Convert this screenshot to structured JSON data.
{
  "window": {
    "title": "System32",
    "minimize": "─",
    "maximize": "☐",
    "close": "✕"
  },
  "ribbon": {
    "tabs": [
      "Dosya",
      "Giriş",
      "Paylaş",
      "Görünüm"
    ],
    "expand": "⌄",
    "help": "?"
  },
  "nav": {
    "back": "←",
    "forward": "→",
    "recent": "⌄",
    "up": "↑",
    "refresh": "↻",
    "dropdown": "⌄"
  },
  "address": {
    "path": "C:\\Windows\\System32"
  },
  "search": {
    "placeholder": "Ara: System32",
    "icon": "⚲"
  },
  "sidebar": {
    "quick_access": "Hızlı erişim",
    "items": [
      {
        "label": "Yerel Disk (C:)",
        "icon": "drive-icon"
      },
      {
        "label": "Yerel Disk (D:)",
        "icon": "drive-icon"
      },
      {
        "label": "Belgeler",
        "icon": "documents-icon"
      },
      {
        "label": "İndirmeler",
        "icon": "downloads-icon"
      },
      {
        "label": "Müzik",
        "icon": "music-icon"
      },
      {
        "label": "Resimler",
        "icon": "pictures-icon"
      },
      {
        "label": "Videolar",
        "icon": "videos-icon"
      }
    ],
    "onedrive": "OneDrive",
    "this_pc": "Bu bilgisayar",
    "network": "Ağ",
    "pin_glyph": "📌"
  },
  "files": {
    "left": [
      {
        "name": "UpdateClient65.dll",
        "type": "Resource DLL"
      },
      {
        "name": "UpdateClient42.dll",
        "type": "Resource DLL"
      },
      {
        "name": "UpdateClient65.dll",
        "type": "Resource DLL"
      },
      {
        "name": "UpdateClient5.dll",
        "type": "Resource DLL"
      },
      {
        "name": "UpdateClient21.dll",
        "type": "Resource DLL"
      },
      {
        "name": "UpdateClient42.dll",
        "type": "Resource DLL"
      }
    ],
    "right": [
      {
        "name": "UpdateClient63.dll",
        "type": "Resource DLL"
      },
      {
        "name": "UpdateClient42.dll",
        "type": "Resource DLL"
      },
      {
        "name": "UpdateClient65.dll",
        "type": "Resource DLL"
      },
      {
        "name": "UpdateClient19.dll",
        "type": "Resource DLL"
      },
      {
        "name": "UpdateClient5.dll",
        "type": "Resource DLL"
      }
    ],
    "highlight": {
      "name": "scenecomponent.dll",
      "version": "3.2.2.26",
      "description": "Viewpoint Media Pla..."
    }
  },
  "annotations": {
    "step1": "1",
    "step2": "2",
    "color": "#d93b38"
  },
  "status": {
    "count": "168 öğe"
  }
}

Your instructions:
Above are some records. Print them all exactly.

Exercise solution:
Convert this screenshot to structured JSON data.
{
  "window": {
    "title": "System32",
    "minimize": "─",
    "maximize": "☐",
    "close": "✕"
  },
  "ribbon": {
    "tabs": [
      "Dosya",
      "Giriş",
      "Paylaş",
      "Görünüm"
    ],
    "expand": "⌄",
    "help": "?"
  },
  "nav": {
    "back": "←",
    "forward": "→",
    "recent": "⌄",
    "up": "↑",
    "refresh": "↻",
    "dropdown": "⌄"
  },
  "address": {
    "path": "C:\\Windows\\System32"
  },
  "search": {
    "placeholder": "Ara: System32",
    "icon": "⚲"
  },
  "sidebar": {
    "quick_access": "Hızlı erişim",
    "items": [
      {
        "label": "Yerel Disk (C:)",
        "icon": "drive-icon"
      },
      {
        "label": "Yerel Disk (D:)",
        "icon": "drive-icon"
      },
      {
        "label": "Belgeler",
        "icon": "documents-icon"
      },
      {
        "label": "İndirmeler",
        "icon": "downloads-icon"
      },
      {
        "label": "Müzik",
        "icon": "music-icon"
      },
      {
        "label": "Resimler",
        "icon": "pictures-icon"
      },
      {
        "label": "Videolar",
        "icon": "videos-icon"
      }
    ],
    "onedrive": "OneDrive",
    "this_pc": "Bu bilgisayar",
    "network": "Ağ",
    "pin_glyph": "📌"
  },
  "files": {
    "left": [
      {
        "name": "UpdateClient65.dll",
        "type": "Resource DLL"
      },
      {
        "name": "UpdateClient42.dll",
        "type": "Resource DLL"
      },
      {
        "name": "UpdateClient65.dll",
        "type": "Resource DLL"
      },
      {
        "name": "UpdateClient5.dll",
        "type": "Resource DLL"
      },
      {
        "name": "UpdateClient21.dll",
        "type": "Resource DLL"
      },
      {
        "name": "UpdateClient42.dll",
        "type": "Resource DLL"
      }
    ],
    "right": [
      {
        "name": "UpdateClient63.dll",
        "type": "Resource DLL"
      },
      {
        "name": "UpdateClient42.dll",
        "type": "Resource DLL"
      },
      {
        "name": "UpdateClient65.dll",
        "type": "Resource DLL"
      },
      {
        "name": "UpdateClient19.dll",
        "type": "Resource DLL"
      },
      {
        "name": "UpdateClient5.dll",
        "type": "Resource DLL"
      }
    ],
    "highlight": {
      "name": "scenecomponent.dll",
      "version": "3.2.2.26",
      "description": "Viewpoint Media Pla..."
    }
  },
  "annotations": {
    "step1": "1",
    "step2": "2",
    "color": "#d93b38"
  },
  "status": {
    "count": "168 öğe"
  }
}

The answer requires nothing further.